(Tauscher posted a very interesting web diary during her trip. Click here to read her entries.)
“It’s very apparent that the Iraqis have woefully abused the military surge and the modicum of security that it has provided,” said Tauscher, a member of the House Armed Services Committee and chairwoman of its strategic arms sub-committee. “The military surge was promised as an opportunity for the Iraqis to have a political surge but they have not redoubled their efforts for any significant political reconciliation, which is the only way to stop the civil war.”
Tauscher led a three-member delegation to Iraq and they spent 36 hours on the ground in Baghdad over the weekend meeting with four of the top five Iraqi government leaders, U.S. Gen. David Petraeus, U.S. Ambassador to Iraq Ryan Crocker and Gen. Raymond Odierno, commander of Multi-National Corps-Iraq.
She was joined by reps. Jim Moran, D-Va., and Jon Porter, R-Nev.
Tauscher has stayed away from Baghdad for the past two years, convinced there was little new to see. But she decided to return in advance of Petraeus’ planned September report on the status of the military surge to Congress. In addition, a 70-page report assessing the military and political conditions in Iraq by the General Accountability Office is scheduled to be delivered to Congress next Tuesday. And a second report, by an independent commission of military experts, is being drafted.

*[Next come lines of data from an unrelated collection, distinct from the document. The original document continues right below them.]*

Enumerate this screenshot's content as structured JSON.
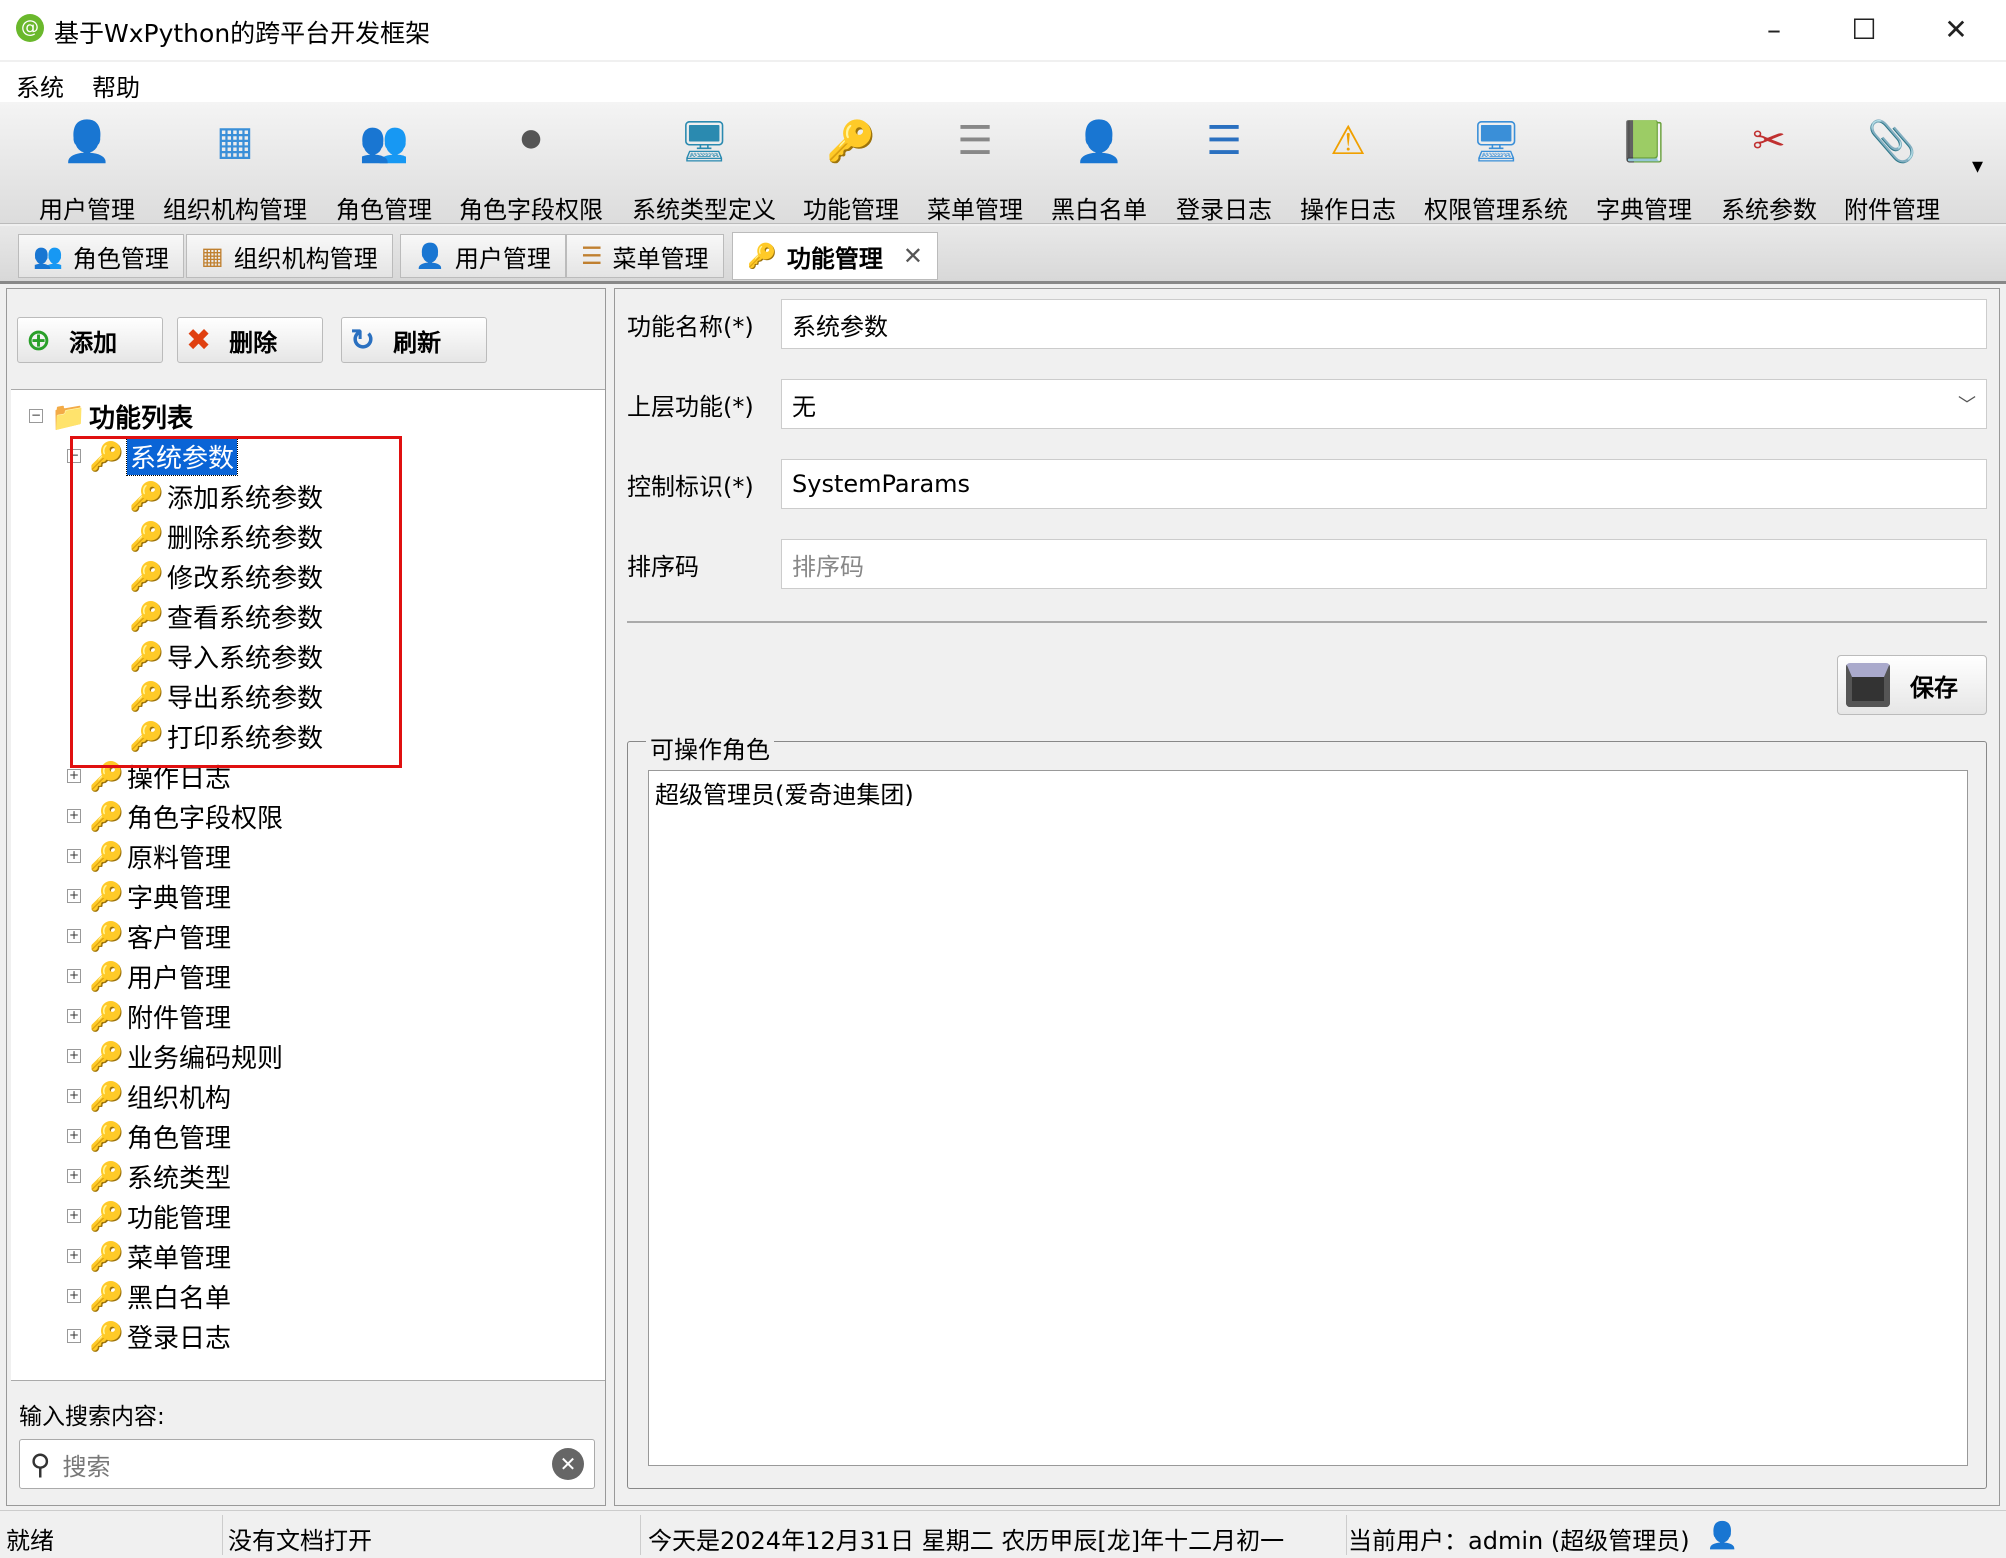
{
  "window": {
    "title": "基于WxPython的跨平台开发框架",
    "minimize": "–",
    "maximize": "☐",
    "close": "✕"
  },
  "menu": [
    "系统",
    "帮助"
  ],
  "toolbar": [
    {
      "label": "用户管理",
      "icon": "user-icon",
      "glyph": "👤",
      "color": "#8cc63f"
    },
    {
      "label": "组织机构管理",
      "icon": "org-chart-icon",
      "glyph": "▦",
      "color": "#3a8fd8"
    },
    {
      "label": "角色管理",
      "icon": "role-users-icon",
      "glyph": "👥",
      "color": "#c47a30"
    },
    {
      "label": "角色字段权限",
      "icon": "traffic-light-icon",
      "glyph": "⚫",
      "color": "#555"
    },
    {
      "label": "系统类型定义",
      "icon": "monitor-icon",
      "glyph": "🖥",
      "color": "#2a8ab0"
    },
    {
      "label": "功能管理",
      "icon": "key-icon",
      "glyph": "🔑",
      "color": "#e0a020"
    },
    {
      "label": "菜单管理",
      "icon": "menu-doc-icon",
      "glyph": "☰",
      "color": "#888"
    },
    {
      "label": "黑白名单",
      "icon": "person-black-icon",
      "glyph": "👤",
      "color": "#222"
    },
    {
      "label": "登录日志",
      "icon": "log-list-icon",
      "glyph": "☰",
      "color": "#2a70c0"
    },
    {
      "label": "操作日志",
      "icon": "warning-icon",
      "glyph": "⚠",
      "color": "#f0a000"
    },
    {
      "label": "权限管理系统",
      "icon": "computer-key-icon",
      "glyph": "🖥",
      "color": "#3a8fd8"
    },
    {
      "label": "字典管理",
      "icon": "book-icon",
      "glyph": "📗",
      "color": "#3a9a30"
    },
    {
      "label": "系统参数",
      "icon": "tools-icon",
      "glyph": "✂",
      "color": "#c03030"
    },
    {
      "label": "附件管理",
      "icon": "paperclip-icon",
      "glyph": "📎",
      "color": "#8899aa"
    }
  ],
  "toolbar_overflow": "▾",
  "tabs": [
    {
      "label": "角色管理",
      "glyph": "👥"
    },
    {
      "label": "组织机构管理",
      "glyph": "▦"
    },
    {
      "label": "用户管理",
      "glyph": "👤"
    },
    {
      "label": "菜单管理",
      "glyph": "☰"
    },
    {
      "label": "功能管理",
      "glyph": "🔑",
      "active": true
    }
  ],
  "tab_close": "✕",
  "left": {
    "buttons": [
      {
        "label": "添加",
        "glyph": "⊕",
        "color": "#2aa02a"
      },
      {
        "label": "删除",
        "glyph": "✖",
        "color": "#e04010"
      },
      {
        "label": "刷新",
        "glyph": "↻",
        "color": "#2a70c0"
      }
    ],
    "tree_root": "功能列表",
    "selected": "系统参数",
    "children": [
      "添加系统参数",
      "删除系统参数",
      "修改系统参数",
      "查看系统参数",
      "导入系统参数",
      "导出系统参数",
      "打印系统参数"
    ],
    "siblings": [
      "操作日志",
      "角色字段权限",
      "原料管理",
      "字典管理",
      "客户管理",
      "用户管理",
      "附件管理",
      "业务编码规则",
      "组织机构",
      "角色管理",
      "系统类型",
      "功能管理",
      "菜单管理",
      "黑白名单",
      "登录日志"
    ],
    "search_label": "输入搜索内容:",
    "search_placeholder": "搜索"
  },
  "form": {
    "name_label": "功能名称(*)",
    "name_value": "系统参数",
    "parent_label": "上层功能(*)",
    "parent_value": "无",
    "control_label": "控制标识(*)",
    "control_value": "SystemParams",
    "sort_label": "排序码",
    "sort_placeholder": "排序码",
    "save": "保存",
    "roles_title": "可操作角色",
    "roles": [
      "超级管理员(爱奇迪集团)"
    ]
  },
  "status": {
    "ready": "就绪",
    "doc": "没有文档打开",
    "date": "今天是2024年12月31日 星期二 农历甲辰[龙]年十二月初一",
    "user": "当前用户：admin (超级管理员)"
  }
}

On the heels of these reports, Congress is expected to debate another war funding supplemental bill.
“September is going to be the perfect storm on Iraq,” Tauscher said.
A trip to Baghdad for a member of Congress is a hyper-security event. Tauscher wore body armor, a helmet and rode in armored vehicles, an uncomfortable experience in the 115-plus-degree heat even for trained soldiers. She slept in the military’s version of a VIP dormitory and was under guard nearly every single minute of her stay.
In Tauscher’s web diary, she repeatedly makes the point that she will never complain about the pizza-oven heat, the heavy clothing or the tight security.
“These brave soldiers are wearing evening gear, long sleeved uniforms AND carrying their equipment, water, and weapons,” she wrote on Saturday. “I’m leaving tomorrow night and they have weeks or months to serve and survive. God bless them all.”
But it is a war zone and there are no guarantees of safety. The military compound where Tauscher slept came under a mortar attack at 4 a.m. Sunday. She awoke but thought the noise came from the air conditioner and fell back asleep.
During the delegates’ whirlwind of meetings, Tauscher said she told Iraqi leaders they must do more to resolve their sectarian conflicts and reach a consensus government.
“They responded with a litany of excuses, including the fact that it is dangerous and hard and at different moments, they blame each other,” Tauscher said. “It’s like a bad divorce with everyone pointing fingers.”
Tauscher says she expects Petraeus to ask Congress to give the military surge more time despite evidence that the U.S. cannot physically sustain the troop levels in Iraq.
“He will say that the military surge has had some success — he will claim more success than I think he can — and he will say that the risk of leaving is too great,” Tauscher said.
Back in Washington, D.C., Tauscher debriefed with Gen. Douglas Lute, the White House official assigned to handle Iraq issues.
In addition to her general observations, Tauscher said she recommended to Lute that the U.S. close down the so-called “Green Zone,” a heavily secured area of Baghdad that houses Iraq’s parliament.
“I call it the ‘Green Zone Fog,’ a dangerous group-think area where the diplomats and the government and military officials all use the same clauses, nouns and inflections,” she said. “It’s all air conditioned, all security all the time and it’s just the wrong optic. The Iraqi parliament needs to get out of the Green Zone so their constituents can see them.”
She also called for the U.S. to vacate Saddam Hussein’s old palaces, particularly Camp Victory where Petraeus has his headquarters.
“Those optics are wrong, too,” she said.
The U.S. has run out of good options in Iraq and continuing on the current path will only increase the risk to national security, Tauscher concluded.
“Leaving Iraq is going to have significant repercussions but staying doesn’t assure that the Iraqis get their act together or that the region steps up to help stabilize Iraq,” Tauscher said.
To that end, Tauscher sent a letter to President George Bush calling for a “Cairo Reconciliation Summit in October with the United Nations, European Union and the Arab League to provide a forum for sectarian reconciliation and confidence building measures for the Iraqi government.”
UPDATE: ThinkProgress also did an interview with Tauscher. Click here for the link.